Last Sunday, our church began a new journey through the Book of 1 Corinthians. And in a way, the Apostle Paul picks up right where the Apostle John left off in his Gospel. The recurring theme of John was “Believe in Christ!” (John 20:31), and in 1 Corinthians, we see what the fruit of that belief should look like.
In fact, the struggle of the Corinthians could be summed up by Jesus’ own prayer in John 17:15-18, “I do not ask You to take them out of the world, but to keep them from the evil one. They are not of the world, even as I am not of the world. Sanctify them in the truth; Your word is truth. As You sent Me into the world, I also have sent them into the world.” Paul writes 1 Corinthians to a church struggling to be in the world, yet not of the world. To carry out Christ’s mission in the world without becoming totally corrupted by it.

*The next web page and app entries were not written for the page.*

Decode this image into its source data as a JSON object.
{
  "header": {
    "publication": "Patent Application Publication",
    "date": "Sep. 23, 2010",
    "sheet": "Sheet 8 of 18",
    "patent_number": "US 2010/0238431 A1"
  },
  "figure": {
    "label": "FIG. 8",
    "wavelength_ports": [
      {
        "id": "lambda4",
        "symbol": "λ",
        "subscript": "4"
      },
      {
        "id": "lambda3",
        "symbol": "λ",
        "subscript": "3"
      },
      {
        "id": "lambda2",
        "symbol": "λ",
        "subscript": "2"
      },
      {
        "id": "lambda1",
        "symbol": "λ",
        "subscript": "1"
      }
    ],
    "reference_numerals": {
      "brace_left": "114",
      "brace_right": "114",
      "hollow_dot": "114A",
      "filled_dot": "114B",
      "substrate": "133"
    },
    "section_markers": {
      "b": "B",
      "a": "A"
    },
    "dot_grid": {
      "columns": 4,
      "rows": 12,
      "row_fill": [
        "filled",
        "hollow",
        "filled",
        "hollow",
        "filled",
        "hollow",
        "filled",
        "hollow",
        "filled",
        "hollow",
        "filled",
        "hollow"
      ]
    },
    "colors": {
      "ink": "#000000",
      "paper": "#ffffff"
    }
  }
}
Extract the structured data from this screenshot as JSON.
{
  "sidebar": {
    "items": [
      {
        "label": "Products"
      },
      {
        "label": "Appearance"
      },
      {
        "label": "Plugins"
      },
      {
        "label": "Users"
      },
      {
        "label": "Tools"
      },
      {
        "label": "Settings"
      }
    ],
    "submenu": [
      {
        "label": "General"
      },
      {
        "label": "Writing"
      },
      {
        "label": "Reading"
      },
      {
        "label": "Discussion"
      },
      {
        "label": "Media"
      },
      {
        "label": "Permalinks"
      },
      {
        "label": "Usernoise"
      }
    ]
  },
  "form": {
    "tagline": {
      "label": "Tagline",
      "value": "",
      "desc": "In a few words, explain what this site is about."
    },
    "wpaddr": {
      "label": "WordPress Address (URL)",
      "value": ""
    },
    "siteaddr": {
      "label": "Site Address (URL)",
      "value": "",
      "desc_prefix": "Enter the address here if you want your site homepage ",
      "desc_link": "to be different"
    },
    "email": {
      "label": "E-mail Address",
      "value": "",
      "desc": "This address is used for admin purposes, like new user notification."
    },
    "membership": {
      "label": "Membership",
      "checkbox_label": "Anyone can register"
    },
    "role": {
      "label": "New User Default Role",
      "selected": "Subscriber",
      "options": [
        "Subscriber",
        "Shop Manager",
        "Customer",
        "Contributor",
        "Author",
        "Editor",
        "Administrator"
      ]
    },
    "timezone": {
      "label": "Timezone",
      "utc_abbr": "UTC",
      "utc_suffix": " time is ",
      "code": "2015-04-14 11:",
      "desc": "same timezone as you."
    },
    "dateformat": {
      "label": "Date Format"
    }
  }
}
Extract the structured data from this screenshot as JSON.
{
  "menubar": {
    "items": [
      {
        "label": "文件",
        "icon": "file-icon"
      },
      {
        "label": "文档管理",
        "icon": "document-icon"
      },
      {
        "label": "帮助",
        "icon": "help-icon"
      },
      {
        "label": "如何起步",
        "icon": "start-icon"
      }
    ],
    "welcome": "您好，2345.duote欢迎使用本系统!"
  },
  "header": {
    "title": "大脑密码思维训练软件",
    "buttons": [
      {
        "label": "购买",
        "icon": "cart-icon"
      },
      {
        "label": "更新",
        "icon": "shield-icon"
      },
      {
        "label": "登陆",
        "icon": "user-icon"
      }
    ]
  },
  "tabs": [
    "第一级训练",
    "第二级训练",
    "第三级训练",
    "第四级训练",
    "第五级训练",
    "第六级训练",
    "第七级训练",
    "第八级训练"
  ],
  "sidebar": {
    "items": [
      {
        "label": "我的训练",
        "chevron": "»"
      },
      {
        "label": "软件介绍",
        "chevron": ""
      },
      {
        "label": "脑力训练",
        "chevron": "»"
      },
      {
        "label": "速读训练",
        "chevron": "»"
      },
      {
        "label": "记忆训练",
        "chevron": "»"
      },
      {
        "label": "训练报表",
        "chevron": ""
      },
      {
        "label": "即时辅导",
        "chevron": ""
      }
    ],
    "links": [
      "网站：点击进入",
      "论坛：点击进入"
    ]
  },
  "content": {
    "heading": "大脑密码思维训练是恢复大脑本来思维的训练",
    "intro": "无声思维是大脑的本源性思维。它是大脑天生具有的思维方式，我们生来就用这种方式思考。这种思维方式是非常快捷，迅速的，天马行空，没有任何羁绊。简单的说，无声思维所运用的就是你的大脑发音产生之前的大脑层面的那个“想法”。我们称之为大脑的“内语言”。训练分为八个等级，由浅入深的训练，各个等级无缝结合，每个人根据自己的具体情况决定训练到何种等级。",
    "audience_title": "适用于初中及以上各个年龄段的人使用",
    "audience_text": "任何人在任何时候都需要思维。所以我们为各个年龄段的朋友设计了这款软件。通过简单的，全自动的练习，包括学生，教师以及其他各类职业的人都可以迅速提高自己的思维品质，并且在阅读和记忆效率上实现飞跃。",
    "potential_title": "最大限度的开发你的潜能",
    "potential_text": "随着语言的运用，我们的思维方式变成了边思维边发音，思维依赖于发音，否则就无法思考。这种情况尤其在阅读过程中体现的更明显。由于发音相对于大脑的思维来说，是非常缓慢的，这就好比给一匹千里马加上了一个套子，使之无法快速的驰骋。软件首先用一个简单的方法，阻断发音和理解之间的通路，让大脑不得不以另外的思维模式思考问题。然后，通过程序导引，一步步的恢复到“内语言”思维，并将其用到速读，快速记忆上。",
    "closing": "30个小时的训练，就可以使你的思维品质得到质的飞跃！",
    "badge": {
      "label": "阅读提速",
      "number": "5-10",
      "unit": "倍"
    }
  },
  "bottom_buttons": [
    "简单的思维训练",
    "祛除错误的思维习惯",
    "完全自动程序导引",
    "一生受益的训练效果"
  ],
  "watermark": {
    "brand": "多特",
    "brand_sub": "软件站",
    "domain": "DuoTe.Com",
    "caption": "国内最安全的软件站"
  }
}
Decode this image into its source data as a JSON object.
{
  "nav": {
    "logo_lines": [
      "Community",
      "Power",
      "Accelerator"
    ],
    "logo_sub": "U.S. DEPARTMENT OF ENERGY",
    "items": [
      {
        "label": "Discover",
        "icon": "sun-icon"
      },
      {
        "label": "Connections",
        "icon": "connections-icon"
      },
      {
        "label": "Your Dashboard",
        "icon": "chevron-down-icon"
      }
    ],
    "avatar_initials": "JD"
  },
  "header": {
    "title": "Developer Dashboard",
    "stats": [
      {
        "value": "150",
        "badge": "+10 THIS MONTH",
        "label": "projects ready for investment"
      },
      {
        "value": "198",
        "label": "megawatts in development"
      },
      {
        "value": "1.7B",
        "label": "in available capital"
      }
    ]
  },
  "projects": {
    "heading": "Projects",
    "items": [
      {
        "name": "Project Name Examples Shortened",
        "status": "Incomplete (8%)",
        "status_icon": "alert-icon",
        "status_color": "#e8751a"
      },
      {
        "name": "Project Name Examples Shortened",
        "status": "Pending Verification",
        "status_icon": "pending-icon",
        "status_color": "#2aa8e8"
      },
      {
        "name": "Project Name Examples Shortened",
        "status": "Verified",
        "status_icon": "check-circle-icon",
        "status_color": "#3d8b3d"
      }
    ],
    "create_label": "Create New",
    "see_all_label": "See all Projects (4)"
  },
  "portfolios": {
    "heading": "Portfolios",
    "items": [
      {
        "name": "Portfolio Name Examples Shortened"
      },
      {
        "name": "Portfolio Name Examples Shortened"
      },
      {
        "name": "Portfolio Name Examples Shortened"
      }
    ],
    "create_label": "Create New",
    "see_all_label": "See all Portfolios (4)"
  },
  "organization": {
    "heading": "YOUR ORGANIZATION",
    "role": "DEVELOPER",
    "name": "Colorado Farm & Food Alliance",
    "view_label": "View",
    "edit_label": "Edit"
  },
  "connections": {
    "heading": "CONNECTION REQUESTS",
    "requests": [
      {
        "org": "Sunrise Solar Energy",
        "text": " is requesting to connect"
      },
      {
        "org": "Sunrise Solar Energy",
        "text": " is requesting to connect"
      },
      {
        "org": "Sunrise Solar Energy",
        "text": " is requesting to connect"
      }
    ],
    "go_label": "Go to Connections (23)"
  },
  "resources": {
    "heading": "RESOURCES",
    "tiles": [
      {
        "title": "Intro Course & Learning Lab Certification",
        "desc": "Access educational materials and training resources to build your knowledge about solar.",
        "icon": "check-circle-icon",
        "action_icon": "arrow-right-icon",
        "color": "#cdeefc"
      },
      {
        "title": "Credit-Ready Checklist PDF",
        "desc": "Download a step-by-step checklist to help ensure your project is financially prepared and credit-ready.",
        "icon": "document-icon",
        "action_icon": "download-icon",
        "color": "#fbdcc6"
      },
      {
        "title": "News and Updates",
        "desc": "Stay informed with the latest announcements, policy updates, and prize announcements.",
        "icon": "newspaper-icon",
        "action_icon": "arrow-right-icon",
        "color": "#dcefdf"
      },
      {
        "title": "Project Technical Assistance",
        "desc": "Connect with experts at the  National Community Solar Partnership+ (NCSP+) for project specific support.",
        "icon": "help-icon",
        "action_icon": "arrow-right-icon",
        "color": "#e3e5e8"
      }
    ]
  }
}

- The church of Corinth (1 Cor. 1:1-2). We began with some historical background on the city of Corinth. This was a wealthy city, located at a major crossroads of both land and sea. It was full of idolatry and immorality, to such a degree that to “Corinthianize” has become a byword for every kind of lewdness and debauchery. The Corinthians were saved from this lifestyle (1 Cor. 6:9-11), but as we will see in coming weeks, they were losing their battle against sin. In our increasingly post-Christian world, the culture is beginning to look more and more like Corinth. We must be wary that our church does not look more and more like the the Corinthian church.
- A message of hope (1 Cor. 1:2-3). Found within Paul’s greeting is an incredible message of hope. Despite their grievous sins, Paul does not write off this church, but views them as “sanctified in Christ Jesus, saints by calling.” Just like the people of Israel were to be a holy nation, set apart from the pagan nations, so the church is called to be holy and set apart from the world. God is a holy God, and we are to reflect the holiness of the One who saved us. This is already our present position through the gospel (Heb. 10:10). But it is also what we are to become in our behavior (1 Pet. 1:15-16).
Questions for thought and discussion:
- Have I trusted in Jesus Christ alone for eternal life? Can it truly be said that I am “sanctified in Christ Jesus?”
- What does it mean to be “sanctified” and a “saint”? Do these words accurately describe my life?
- What corrupting influences fight against my holiness?
- How could 1 Corinthians 1:2 bring hope to someone who feels so guilty that they are beyond Christ’s reach?
- Paul says that all who “call on the name of our Lord Jesus Christ” are saints by calling. What do you think this phrase means? Cf. Acts 2:21 and Romans 10:12.
- Paul writes this letter to encourage and admonish his fellow Christians in Corinth. In a day when writing letters has fallen out of style, is there someone I need to take time to write or call and encourage in holiness?